In this section, we provide a real attack case to illustrate how our method works. Given the provenance graph of an attack scenario in Figure 1, where the diamonds represent network, the ovals represent processes, and the rectangles represents files. In this case, the attacker first penetrates the Apache server and leaves a backdoor. When the attacker triggers the backdoor, it creates a process (i.e., “Webshell”). Then, “Webshell” forks several processes to perform sensitive commands (e.g., “netstat” to check the detailed network information) and writes the collected information to a file (i.e., “mailer.log”). Finally, “Webshell” executes a process (i.e., “mailman”) to collect the sensitive information from “mailer.log” and another sensitive file (i.e., “shadow”), and send to a remote server.

The heterogeneous graph transformed from Figure 1 is partially shown in Figure 7, where the rectangles with dashed border represent attributes. First, according to[0CONAN], the final purpose of cyber-attacks is stealing sensitive information or causing damage, and thus they usually share some common features (e.g., performing sensitive instructions, reading sensitive files, etc.). These common features can be learnt by the meta-path based heterogeneous graph embedding. Second, there is usually a certain distance between the original malicious process and the system entities performing the malicious activities (e.g., “Webshell” and “netstat”, “Webshell” and “reading from shadow”). Therefore, only looking at one system entity is unable to detect such kind of cyber-attacks, while our method can model a chain of system entities based on local graph sampling and convolution operations. For example, take “Webshell” as the process to be classified, if we sample a 3-order sub-graph from it as the local graph, the “Sensitive Instruction” feature can be propagated to it through convolution operations. If we sample a 4-order sub-graph from it as the local graph, the “Sensitive Data” feature can also be propagated to it. These features can potentially help the model to decide “Webshell”is a malicious process.

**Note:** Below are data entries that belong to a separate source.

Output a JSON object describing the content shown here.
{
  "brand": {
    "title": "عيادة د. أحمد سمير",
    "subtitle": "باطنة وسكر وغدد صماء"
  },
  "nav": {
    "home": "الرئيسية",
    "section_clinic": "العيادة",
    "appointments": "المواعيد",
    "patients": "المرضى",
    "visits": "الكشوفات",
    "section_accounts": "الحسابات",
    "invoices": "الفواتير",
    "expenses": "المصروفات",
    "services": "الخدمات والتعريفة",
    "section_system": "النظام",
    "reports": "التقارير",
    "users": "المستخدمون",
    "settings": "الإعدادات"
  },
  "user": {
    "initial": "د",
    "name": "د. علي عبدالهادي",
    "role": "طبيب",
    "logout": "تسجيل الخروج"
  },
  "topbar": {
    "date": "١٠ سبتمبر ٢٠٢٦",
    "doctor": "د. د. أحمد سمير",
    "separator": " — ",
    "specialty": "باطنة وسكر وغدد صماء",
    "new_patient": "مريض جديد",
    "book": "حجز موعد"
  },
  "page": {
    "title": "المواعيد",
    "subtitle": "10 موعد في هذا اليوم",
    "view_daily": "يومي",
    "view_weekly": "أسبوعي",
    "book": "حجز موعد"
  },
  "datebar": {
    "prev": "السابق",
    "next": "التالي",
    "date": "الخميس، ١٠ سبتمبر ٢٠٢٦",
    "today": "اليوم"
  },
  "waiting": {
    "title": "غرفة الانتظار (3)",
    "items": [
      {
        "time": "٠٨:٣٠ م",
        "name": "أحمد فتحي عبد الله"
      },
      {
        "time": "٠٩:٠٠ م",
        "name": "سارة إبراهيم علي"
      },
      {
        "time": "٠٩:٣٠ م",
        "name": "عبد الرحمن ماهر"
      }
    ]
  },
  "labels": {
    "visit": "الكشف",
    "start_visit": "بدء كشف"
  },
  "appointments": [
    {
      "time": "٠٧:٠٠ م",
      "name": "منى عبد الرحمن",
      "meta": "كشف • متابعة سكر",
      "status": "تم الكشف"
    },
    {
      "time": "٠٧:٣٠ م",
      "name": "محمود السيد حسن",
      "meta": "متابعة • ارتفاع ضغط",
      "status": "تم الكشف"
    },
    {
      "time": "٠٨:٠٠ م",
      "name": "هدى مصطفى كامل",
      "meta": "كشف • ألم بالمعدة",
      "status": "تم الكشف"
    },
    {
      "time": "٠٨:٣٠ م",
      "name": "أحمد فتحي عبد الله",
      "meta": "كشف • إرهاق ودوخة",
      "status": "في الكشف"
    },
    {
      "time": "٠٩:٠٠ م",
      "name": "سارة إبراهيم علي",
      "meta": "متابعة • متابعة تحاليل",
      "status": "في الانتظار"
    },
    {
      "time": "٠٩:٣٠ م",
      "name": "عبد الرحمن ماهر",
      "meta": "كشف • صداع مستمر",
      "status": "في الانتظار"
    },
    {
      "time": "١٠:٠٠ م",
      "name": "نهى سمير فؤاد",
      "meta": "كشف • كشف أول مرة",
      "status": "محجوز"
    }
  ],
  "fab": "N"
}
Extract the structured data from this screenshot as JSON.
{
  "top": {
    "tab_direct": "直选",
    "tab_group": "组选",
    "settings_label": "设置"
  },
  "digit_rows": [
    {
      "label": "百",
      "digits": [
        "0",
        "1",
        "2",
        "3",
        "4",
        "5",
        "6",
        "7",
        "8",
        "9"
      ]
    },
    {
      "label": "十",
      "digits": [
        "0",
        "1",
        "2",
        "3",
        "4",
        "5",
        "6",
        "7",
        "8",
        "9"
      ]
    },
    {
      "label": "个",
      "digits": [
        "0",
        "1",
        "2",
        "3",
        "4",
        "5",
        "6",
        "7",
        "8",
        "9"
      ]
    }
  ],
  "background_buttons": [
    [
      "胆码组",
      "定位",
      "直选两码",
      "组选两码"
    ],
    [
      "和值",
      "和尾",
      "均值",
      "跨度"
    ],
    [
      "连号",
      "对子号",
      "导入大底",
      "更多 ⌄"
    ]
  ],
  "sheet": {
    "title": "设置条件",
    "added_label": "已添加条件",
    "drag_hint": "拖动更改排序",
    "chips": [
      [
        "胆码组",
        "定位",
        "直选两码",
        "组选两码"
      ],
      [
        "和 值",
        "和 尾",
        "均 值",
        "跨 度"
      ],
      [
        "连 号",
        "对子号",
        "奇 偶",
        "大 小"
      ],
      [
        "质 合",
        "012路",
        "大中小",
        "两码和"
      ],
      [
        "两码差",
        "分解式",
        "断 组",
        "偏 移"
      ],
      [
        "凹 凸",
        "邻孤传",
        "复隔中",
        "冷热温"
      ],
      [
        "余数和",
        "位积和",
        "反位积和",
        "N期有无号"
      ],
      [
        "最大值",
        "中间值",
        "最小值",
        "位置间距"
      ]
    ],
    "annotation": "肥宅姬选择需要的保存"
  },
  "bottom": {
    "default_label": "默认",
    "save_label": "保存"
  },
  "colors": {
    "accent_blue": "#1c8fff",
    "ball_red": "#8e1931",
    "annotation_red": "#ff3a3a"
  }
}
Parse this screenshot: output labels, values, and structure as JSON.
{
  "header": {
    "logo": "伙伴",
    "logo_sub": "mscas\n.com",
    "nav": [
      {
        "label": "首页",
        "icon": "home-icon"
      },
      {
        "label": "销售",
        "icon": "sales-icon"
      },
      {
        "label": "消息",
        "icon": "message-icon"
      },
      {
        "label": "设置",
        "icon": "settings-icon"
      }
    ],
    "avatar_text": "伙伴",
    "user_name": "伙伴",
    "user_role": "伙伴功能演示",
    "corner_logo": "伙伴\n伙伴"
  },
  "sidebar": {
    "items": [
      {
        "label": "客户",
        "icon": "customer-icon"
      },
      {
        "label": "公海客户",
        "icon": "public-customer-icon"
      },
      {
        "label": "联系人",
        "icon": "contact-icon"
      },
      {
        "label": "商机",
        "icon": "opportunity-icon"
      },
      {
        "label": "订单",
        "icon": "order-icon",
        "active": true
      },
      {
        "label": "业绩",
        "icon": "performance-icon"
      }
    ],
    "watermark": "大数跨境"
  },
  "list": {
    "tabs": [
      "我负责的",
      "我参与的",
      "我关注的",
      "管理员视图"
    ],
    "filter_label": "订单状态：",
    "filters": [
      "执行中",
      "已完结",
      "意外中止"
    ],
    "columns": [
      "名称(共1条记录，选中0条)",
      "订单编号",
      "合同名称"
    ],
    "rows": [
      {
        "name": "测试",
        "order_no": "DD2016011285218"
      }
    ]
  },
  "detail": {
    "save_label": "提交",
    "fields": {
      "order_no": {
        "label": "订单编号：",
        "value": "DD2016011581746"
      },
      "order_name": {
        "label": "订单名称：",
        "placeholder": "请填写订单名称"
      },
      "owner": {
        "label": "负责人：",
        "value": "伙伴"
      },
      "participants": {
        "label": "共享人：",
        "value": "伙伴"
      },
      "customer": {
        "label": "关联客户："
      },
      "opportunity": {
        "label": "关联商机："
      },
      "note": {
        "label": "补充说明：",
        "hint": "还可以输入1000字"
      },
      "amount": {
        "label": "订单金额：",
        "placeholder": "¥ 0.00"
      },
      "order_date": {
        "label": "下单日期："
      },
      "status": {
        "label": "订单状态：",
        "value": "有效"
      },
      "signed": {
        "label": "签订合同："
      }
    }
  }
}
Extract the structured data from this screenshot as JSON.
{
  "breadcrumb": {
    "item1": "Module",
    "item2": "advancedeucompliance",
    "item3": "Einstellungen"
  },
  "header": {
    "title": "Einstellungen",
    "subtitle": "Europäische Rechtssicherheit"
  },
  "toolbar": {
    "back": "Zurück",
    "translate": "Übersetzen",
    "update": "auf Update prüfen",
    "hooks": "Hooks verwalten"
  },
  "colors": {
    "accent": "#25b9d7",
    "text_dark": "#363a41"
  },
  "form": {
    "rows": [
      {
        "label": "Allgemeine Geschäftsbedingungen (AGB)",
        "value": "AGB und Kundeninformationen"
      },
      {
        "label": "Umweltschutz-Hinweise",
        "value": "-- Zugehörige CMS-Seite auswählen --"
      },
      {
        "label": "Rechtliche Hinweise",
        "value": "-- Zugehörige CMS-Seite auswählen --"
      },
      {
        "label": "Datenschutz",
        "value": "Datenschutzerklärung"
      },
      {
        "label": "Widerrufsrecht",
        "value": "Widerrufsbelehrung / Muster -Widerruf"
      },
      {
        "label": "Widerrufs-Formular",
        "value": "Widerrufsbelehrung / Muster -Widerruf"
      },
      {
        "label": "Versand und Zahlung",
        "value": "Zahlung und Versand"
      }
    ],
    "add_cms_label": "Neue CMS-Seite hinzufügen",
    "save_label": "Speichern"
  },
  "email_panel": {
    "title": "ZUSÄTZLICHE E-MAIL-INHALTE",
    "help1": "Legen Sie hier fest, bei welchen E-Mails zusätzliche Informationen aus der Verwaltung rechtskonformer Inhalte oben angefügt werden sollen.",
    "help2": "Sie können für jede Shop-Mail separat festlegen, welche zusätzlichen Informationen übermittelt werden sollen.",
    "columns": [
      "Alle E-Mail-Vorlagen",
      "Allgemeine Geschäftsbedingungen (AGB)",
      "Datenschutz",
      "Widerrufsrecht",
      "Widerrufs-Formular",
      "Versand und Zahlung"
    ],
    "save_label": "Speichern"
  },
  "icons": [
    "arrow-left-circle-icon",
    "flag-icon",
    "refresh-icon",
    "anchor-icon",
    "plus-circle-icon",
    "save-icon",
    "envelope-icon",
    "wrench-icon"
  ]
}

Figure 7: The heterogeneous graph of a real attack case.

6 Conclusions and Future Work

In this paper, we investigate the cyber-attack detection problem based on provenance data. We propose an intelligent cyber-attack detection system based on deep learning technique. Specifically, it adopts a heterogeneous provenance graph to model all system entities and events, and learns a low-dimensional vector to represent each system entity in a scalable way. Then, it reconstructs the attack scene by sampling a small sub-graph from the provenance graph and detects cyber-attacks on this sub-graph. Based on the above designs, our method could effectively detect cyber-attacks with the characteristics of persistence, stealth, and diversity. Through a series of experiments based on provenance datasets containing real cyber-attacks, we demonstrate that our method outperforms other current machine learning and deep learning based models, and has competitive performance as compared with state-of-the-art rule-based cyber-attack detection systems designed by excessive domain knowledge.

References